Factors like changes to central government funding, pay rises for public sector workers and low interest rates have all been linked with the need to cut costs, with Allerdale council claiming it could see a 28% decrease in funding from central government as a result.
They plan to review the council's reserves, cut spending and reduce the budgets of departments that regularly under-spend.
The council are already taking steps towards switching energy suppliers in an attempt to save money.
Allerdale Borough Council is urging householders to ensure they do not give out personal information to strangers.
It comes after a recent report of an unknown man offering to help residents out with their benefits in Workington.
A woman reported to the Council that he persuaded a vulnerable relative to hand over her bank details on the door step.
“If you are in doubt as to whether they are legitimate then we would ask you to check if they have any identification, if so contact the company to see if they have members of staff working in the area.
– Councillor Philip Tibble
For more information, contact Allerdale Borough Council’s Revenues and Benefits team on 01900 702702.
Members of the public are being asked what they want from a new £9million leisure facility in Workington.
Allerdale Borough Council has promised to deliver a new development for the town, as part of a commitment to sports, arts and leisure.
A new leisure centre will need to be affordable and sustainable as well as realistic in the facilities it will provide and we want to ensure what is provided best suits the needs of the users. That is why the Council is asking for thoughts and suggestions to help determine the type of facilities and activities you would like to see in the new centre"
– Councillor Michael Heaslip, Allerdale Borough Council
Nearly four hundred objections have been lodge by villagers who say that the scheme, submitted by Persimmon Homes is unworkable.
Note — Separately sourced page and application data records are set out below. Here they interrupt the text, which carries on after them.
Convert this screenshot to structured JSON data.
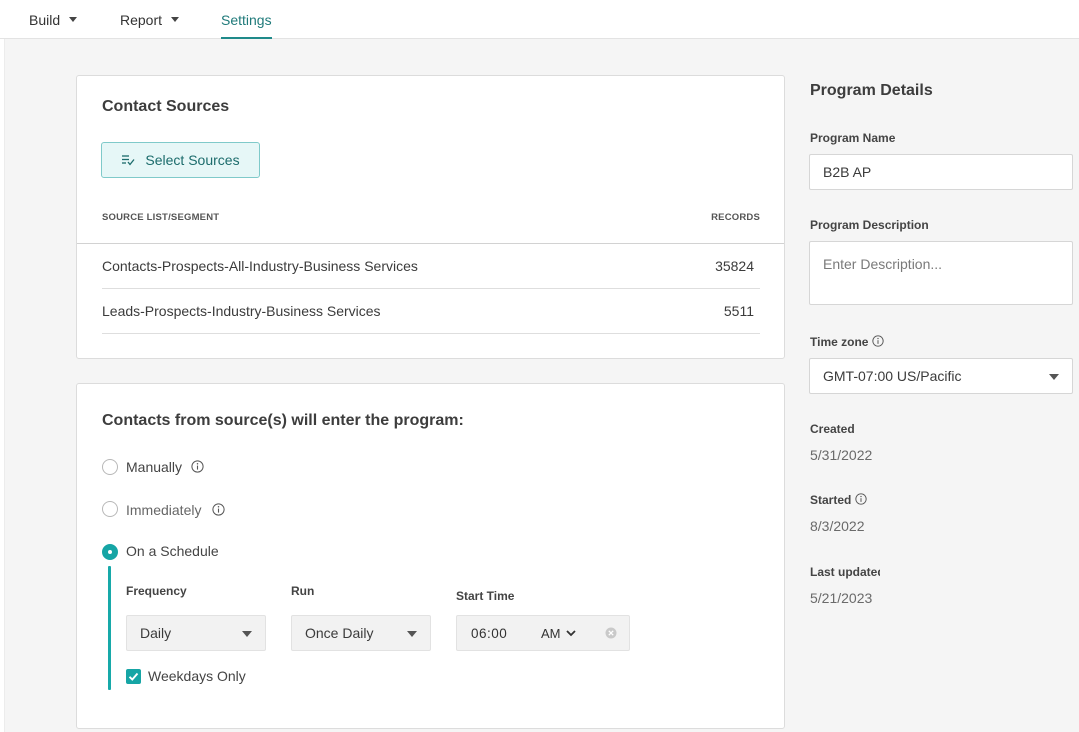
{
  "nav": {
    "tabs": [
      {
        "label": "Build",
        "has_caret": true
      },
      {
        "label": "Report",
        "has_caret": true
      },
      {
        "label": "Settings",
        "has_caret": false,
        "active": true
      }
    ]
  },
  "contact_sources": {
    "title": "Contact Sources",
    "select_button_label": "Select Sources",
    "table": {
      "columns": [
        "SOURCE LIST/SEGMENT",
        "RECORDS"
      ],
      "rows": [
        {
          "source": "Contacts-Prospects-All-Industry-Business Services",
          "records": "35824"
        },
        {
          "source": "Leads-Prospects-Industry-Business Services",
          "records": "5511"
        }
      ]
    }
  },
  "entry": {
    "title": "Contacts from source(s) will enter the program:",
    "options": [
      {
        "label": "Manually",
        "checked": false,
        "info": true
      },
      {
        "label": "Immediately",
        "checked": false,
        "info": true
      },
      {
        "label": "On a Schedule",
        "checked": true,
        "info": false
      }
    ],
    "schedule": {
      "frequency_label": "Frequency",
      "frequency_value": "Daily",
      "run_label": "Run",
      "run_value": "Once Daily",
      "start_time_label": "Start Time",
      "start_time_value": "06:00",
      "ampm_value": "AM",
      "weekdays_label": "Weekdays Only",
      "weekdays_checked": true
    }
  },
  "program_details": {
    "title": "Program Details",
    "name_label": "Program Name",
    "name_value": "B2B AP",
    "description_label": "Program Description",
    "description_placeholder": "Enter Description...",
    "timezone_label": "Time zone",
    "timezone_value": "GMT-07:00 US/Pacific",
    "created_label": "Created",
    "created_value": "5/31/2022",
    "started_label": "Started",
    "started_value": "8/3/2022",
    "updated_label": "Last updated",
    "updated_value": "5/21/2023"
  },
  "colors": {
    "accent": "#16a5a5",
    "accent_text": "#1f7a7a",
    "button_bg": "#e6f7f7"
  }
}
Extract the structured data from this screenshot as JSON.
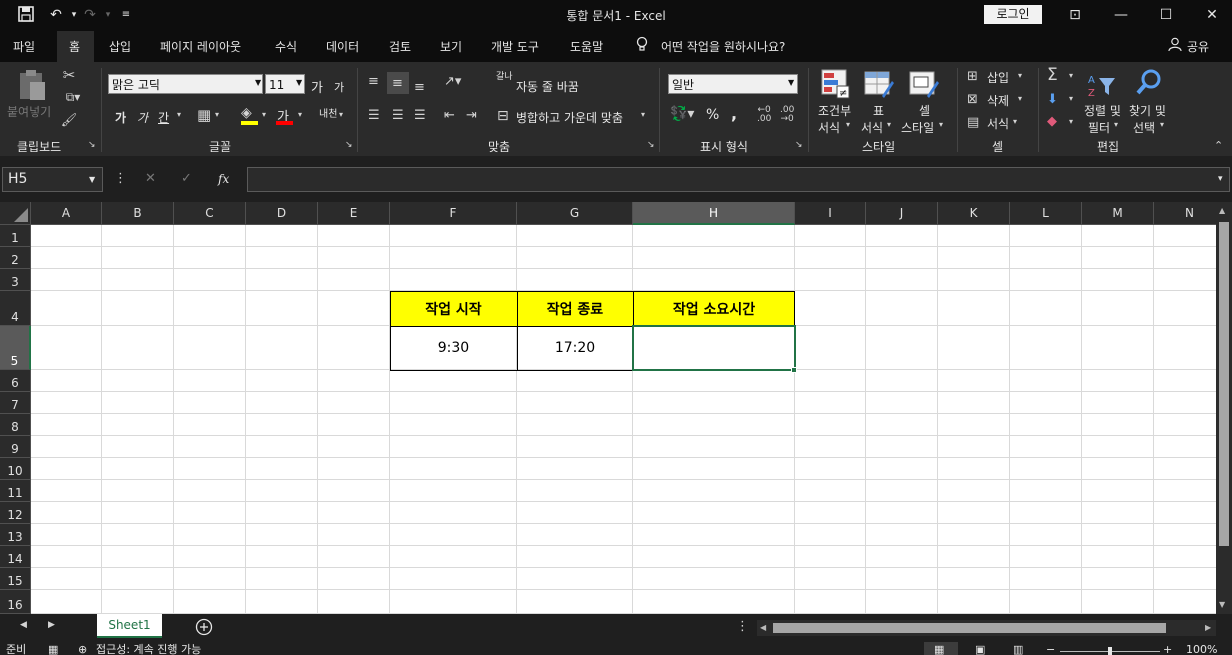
{
  "window": {
    "title": "통합 문서1  -  Excel",
    "login_label": "로그인"
  },
  "menu": [
    "파일",
    "홈",
    "삽입",
    "페이지 레이아웃",
    "수식",
    "데이터",
    "검토",
    "보기",
    "개발 도구",
    "도움말"
  ],
  "tell_me": "어떤 작업을 원하시나요?",
  "share": "공유",
  "ribbon": {
    "clipboard": {
      "label": "클립보드",
      "paste": "붙여넣기"
    },
    "font": {
      "label": "글꼴",
      "name": "맑은 고딕",
      "size": "11",
      "bold": "가",
      "italic": "가",
      "underline": "간",
      "grow": "가",
      "shrink": "가",
      "color_letter": "가",
      "phonetic": "내천"
    },
    "alignment": {
      "label": "맞춤",
      "wrap": "자동 줄 바꿈",
      "merge": "병합하고 가운데 맞춤",
      "wrap_icon": "갈나"
    },
    "number": {
      "label": "표시 형식",
      "format": "일반",
      "percent": "%",
      "comma": ","
    },
    "styles": {
      "label": "스타일",
      "conditional": "조건부 서식",
      "conditional_l1": "조건부",
      "conditional_l2": "서식",
      "table_l1": "표",
      "table_l2": "서식",
      "cell_l1": "셀",
      "cell_l2": "스타일"
    },
    "cells": {
      "label": "셀",
      "insert": "삽입",
      "delete": "삭제",
      "format": "서식"
    },
    "editing": {
      "label": "편집",
      "sort_l1": "정렬 및",
      "sort_l2": "필터",
      "find_l1": "찾기 및",
      "find_l2": "선택"
    }
  },
  "formula_bar": {
    "name_box": "H5",
    "fx": "fx",
    "value": ""
  },
  "columns": [
    "A",
    "B",
    "C",
    "D",
    "E",
    "F",
    "G",
    "H",
    "I",
    "J",
    "K",
    "L",
    "M",
    "N"
  ],
  "rows": [
    "1",
    "2",
    "3",
    "4",
    "5",
    "6",
    "7",
    "8",
    "9",
    "10",
    "11",
    "12",
    "13",
    "14",
    "15",
    "16"
  ],
  "table": {
    "headers": [
      "작업 시작",
      "작업 종료",
      "작업 소요시간"
    ],
    "values": [
      "9:30",
      "17:20",
      ""
    ]
  },
  "selected_cell": "H5",
  "sheet_tab": "Sheet1",
  "status": {
    "ready": "준비",
    "accessibility": "접근성: 계속 진행 가능",
    "zoom": "100%"
  },
  "colors": {
    "header_fill": "#ffff00",
    "accent": "#217346"
  }
}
Residents say that expansion on the scale proposed will put unreasonable pressure on roads, drains and sewers.
Locals also ay that the primary school is already over-subscribed and that children would be forced to catch buses to neighbouring villages.
Persimmon would have to pay the school £341,000 in order to allow it to expand as a condition of approval, but a survey into the cost of four new classrooms estimates that the cost of building would be £566,000.